I am writing this article on our way to our happy place in the South Island of New Zealand. This must be our tenth or twelfth visit to this region, but it has been nearly three years since we have visited. I miss our mountains and lakes.
Despite having been so often we have never been tempted to buy property in the locale, though we have had plenty of opportunities to do so. We first visited Wanaka for example in 1986, when you could buy lakefront property for way less than a suburban bedsit in Wollongong.

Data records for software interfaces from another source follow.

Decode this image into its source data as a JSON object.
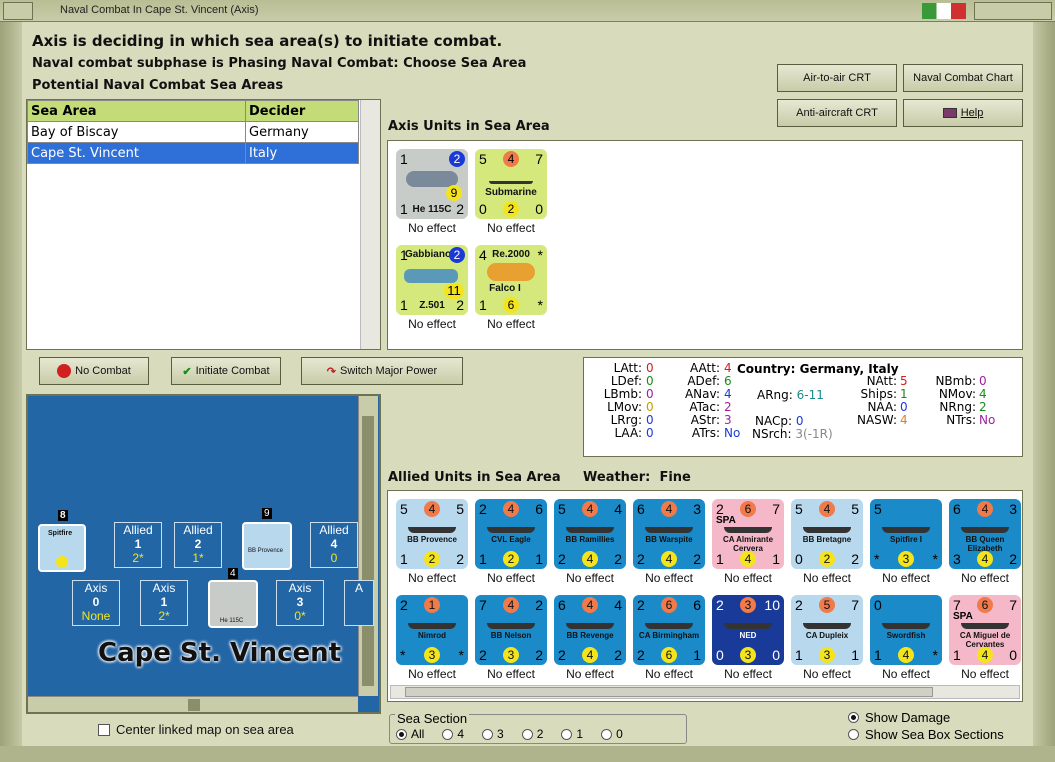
{
  "window": {
    "title": "Naval Combat In Cape St. Vincent (Axis)"
  },
  "messages": {
    "line1": "Axis is deciding in which sea area(s) to initiate combat.",
    "line2": "Naval combat subphase is Phasing Naval Combat: Choose Sea Area",
    "line3": "Potential Naval Combat Sea Areas"
  },
  "buttons": {
    "air_crt": "Air-to-air CRT",
    "naval_chart": "Naval Combat Chart",
    "aa_crt": "Anti-aircraft CRT",
    "help": "Help",
    "no_combat": "No Combat",
    "initiate": "Initiate Combat",
    "switch": "Switch Major Power"
  },
  "sea_table": {
    "headers": [
      "Sea Area",
      "Decider"
    ],
    "rows": [
      {
        "area": "Bay of Biscay",
        "decider": "Germany"
      },
      {
        "area": "Cape St. Vincent",
        "decider": "Italy"
      }
    ],
    "selected_index": 1
  },
  "axis_section": {
    "label": "Axis Units in Sea Area"
  },
  "allied_section": {
    "label": "Allied Units in Sea Area",
    "weather_label": "Weather:",
    "weather": "Fine"
  },
  "axis_units": [
    {
      "name": "He 115C",
      "tl": "1",
      "tr": "2",
      "br": "2",
      "bl": "1",
      "mid": "9",
      "effect": "No effect",
      "color": "#c8ccc8"
    },
    {
      "name": "Submarine",
      "tl": "5",
      "tm": "4",
      "tr": "7",
      "bl": "0",
      "bm": "2",
      "br": "0",
      "effect": "No effect",
      "color": "#d4e87c"
    },
    {
      "name": "Z.501",
      "top": "Gabbiano",
      "tl": "1",
      "tr": "2",
      "bl": "1",
      "br": "2",
      "mid": "11",
      "effect": "No effect",
      "color": "#d4e87c"
    },
    {
      "name": "Falco I",
      "top": "Re.2000",
      "tl": "4",
      "tr": "*",
      "bl": "1",
      "bm": "6",
      "br": "*",
      "effect": "No effect",
      "color": "#d4e87c"
    }
  ],
  "stats": {
    "col1": [
      [
        "LAtt:",
        "0"
      ],
      [
        "LDef:",
        "0"
      ],
      [
        "LBmb:",
        "0"
      ],
      [
        "LMov:",
        "0"
      ],
      [
        "LRrg:",
        "0"
      ],
      [
        "LAA:",
        "0"
      ]
    ],
    "col2": [
      [
        "AAtt:",
        "4"
      ],
      [
        "ADef:",
        "6"
      ],
      [
        "ANav:",
        "4"
      ],
      [
        "ATac:",
        "2"
      ],
      [
        "AStr:",
        "3"
      ],
      [
        "ATrs:",
        "No"
      ]
    ],
    "country_label": "Country:",
    "country": "Germany, Italy",
    "arng": [
      "ARng:",
      "6-11"
    ],
    "nacp": [
      "NACp:",
      "0"
    ],
    "nsrch": [
      "NSrch:",
      "3(-1R)"
    ],
    "col4": [
      [
        "NAtt:",
        "5"
      ],
      [
        "Ships:",
        "1"
      ],
      [
        "NAA:",
        "0"
      ],
      [
        "NASW:",
        "4"
      ]
    ],
    "col5": [
      [
        "NBmb:",
        "0"
      ],
      [
        "NMov:",
        "4"
      ],
      [
        "NRng:",
        "2"
      ],
      [
        "NTrs:",
        "No"
      ]
    ]
  },
  "allied_units_row1": [
    {
      "name": "BB Provence",
      "n": [
        "5",
        "4",
        "5",
        "1",
        "2",
        "2"
      ],
      "effect": "No effect"
    },
    {
      "name": "CVL Eagle",
      "n": [
        "2",
        "4",
        "6",
        "1",
        "2",
        "1"
      ],
      "effect": "No effect"
    },
    {
      "name": "BB Ramillies",
      "n": [
        "5",
        "4",
        "4",
        "2",
        "4",
        "2"
      ],
      "effect": "No effect"
    },
    {
      "name": "BB Warspite",
      "n": [
        "6",
        "4",
        "3",
        "2",
        "4",
        "2"
      ],
      "effect": "No effect"
    },
    {
      "name": "CA Almirante Cervera",
      "tag": "SPA",
      "n": [
        "2",
        "6",
        "7",
        "1",
        "4",
        "1"
      ],
      "effect": "No effect"
    },
    {
      "name": "BB Bretagne",
      "n": [
        "5",
        "4",
        "5",
        "0",
        "2",
        "2"
      ],
      "effect": "No effect"
    },
    {
      "name": "Spitfire I",
      "n": [
        "5",
        "",
        "",
        "*",
        "3",
        "*"
      ],
      "effect": "No effect"
    },
    {
      "name": "BB Queen Elizabeth",
      "n": [
        "6",
        "4",
        "3",
        "3",
        "4",
        "2"
      ],
      "effect": "No effect"
    }
  ],
  "allied_units_row2": [
    {
      "name": "Nimrod",
      "n": [
        "2",
        "1",
        "",
        "*",
        "3",
        "*"
      ],
      "effect": "No effect"
    },
    {
      "name": "BB Nelson",
      "n": [
        "7",
        "4",
        "2",
        "2",
        "3",
        "2"
      ],
      "effect": "No effect"
    },
    {
      "name": "BB Revenge",
      "n": [
        "6",
        "4",
        "4",
        "2",
        "4",
        "2"
      ],
      "effect": "No effect"
    },
    {
      "name": "CA Birmingham",
      "n": [
        "2",
        "6",
        "6",
        "2",
        "6",
        "1"
      ],
      "effect": "No effect"
    },
    {
      "name": "NED",
      "n": [
        "2",
        "3",
        "10",
        "0",
        "3",
        "0"
      ],
      "effect": "No effect"
    },
    {
      "name": "CA Dupleix",
      "n": [
        "2",
        "5",
        "7",
        "1",
        "3",
        "1"
      ],
      "effect": "No effect"
    },
    {
      "name": "Swordfish",
      "n": [
        "0",
        "",
        "",
        "1",
        "4",
        "*"
      ],
      "effect": "No effect"
    },
    {
      "name": "CA Miguel de Cervantes",
      "tag": "SPA",
      "n": [
        "7",
        "6",
        "7",
        "1",
        "4",
        "0"
      ],
      "effect": "No effect"
    }
  ],
  "map": {
    "title": "Cape St. Vincent",
    "allied_boxes": [
      {
        "label": "Allied",
        "num": "1",
        "sub": "2*"
      },
      {
        "label": "Allied",
        "num": "2",
        "sub": "1*"
      },
      {
        "label": "Allied",
        "num": "4",
        "sub": "0"
      }
    ],
    "axis_boxes": [
      {
        "label": "Axis",
        "num": "0",
        "sub": "None"
      },
      {
        "label": "Axis",
        "num": "1",
        "sub": "2*"
      },
      {
        "label": "Axis",
        "num": "3",
        "sub": "0*"
      },
      {
        "label": "A",
        "num": "",
        "sub": ""
      }
    ],
    "counters": {
      "spitfire_num": "8",
      "provence_num": "9",
      "he115_num": "4",
      "spitfire_label": "Spitfire",
      "provence_label": "BB Provence",
      "he115_label": "He 115C"
    }
  },
  "center_check": "Center linked map on sea area",
  "sea_section": {
    "label": "Sea Section",
    "options": [
      "All",
      "4",
      "3",
      "2",
      "1",
      "0"
    ],
    "selected": "All"
  },
  "options": {
    "show_damage": "Show Damage",
    "show_sections": "Show Sea Box Sections"
  }
}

Other than it just being not on our agenda, the major reason has been that this is a “sometimes” thing for us, we have no aspirations to move here though we could live comfortably and happily quite easily. We prefer to treat our albeit regular visits as just that, a visit which we enjoy immensely, that is an enjoyable experience, but one which we look forward to before our departure, and look back fondly on our return home. It is not a permanent thing.
Good friends of ours purchased rural acreage many years ago, and consistently spent EVERY weekend there. One of their children now calls the farm home.
The point of all of this ramble is that you don’t have to own a little piece of paradise to enjoy it. If as we do with New Zealand, your visits are short and intermittent it usually makes more sense economically to either rent a place, or stay in a hotel, regardless of the expense. Ownership of property anywhere in the world usually costs much more than a weeks accommodation in the finest hotel in town, simply because you are not paying for the hotel room all year, whether you are staying there or not. On the other hand, the more regular your visits become, the more viable it is to purchase a property in your Happy Place. Long days spent looking in the Real Estate agents window will not help you to make the right decision, some time with a calculator and a pen can often help. An independent viewpoint from a friend or trusted adviser can also be of benefit, it takes the emotion out of it.
One of the advantages of owning rather than renting is that you can have all of your stuff available without having to bring it with you. Boogie boards, beach umbrellas, ski gear, gumboots, whatever it might be, are always best when accessible when you want to use them, and if like me you can be a forgetful soul, they are often left at home when you walk out for your day at the beach – they are also a pain to pack and transport. The disadvantage is that you are tied to one location, We love to travel around on our trips to New Zealand, staying a night or two here and there, then moving on. It is much the same when we holiday in Australia.
Not all decisions are economic ones of course, but speaking from experience, as families grow larger, both in physical size and in number, the opportunity to spend some time at a really large beachfront home where everyone can come together and enjoy both the location and each other’s company can be quite appealing. The cost of building and owning such a place can be prohibitive, and indeed, the cost of renting it might also give you nosebleeds, but spread across the number of family members, it is often affordable, at least somewhat. I am not going to tell you where my favourite South Coast location is of course, because you might beat me to the punch when booking.
Before you take the plunge and ruin your happy place by owning part of it, consider what it is that makes it perfect, how often you are likely to visit, and what the availability of alternative places to stay is. You might find that buying a place is the best alternative for you, but it is not the only way.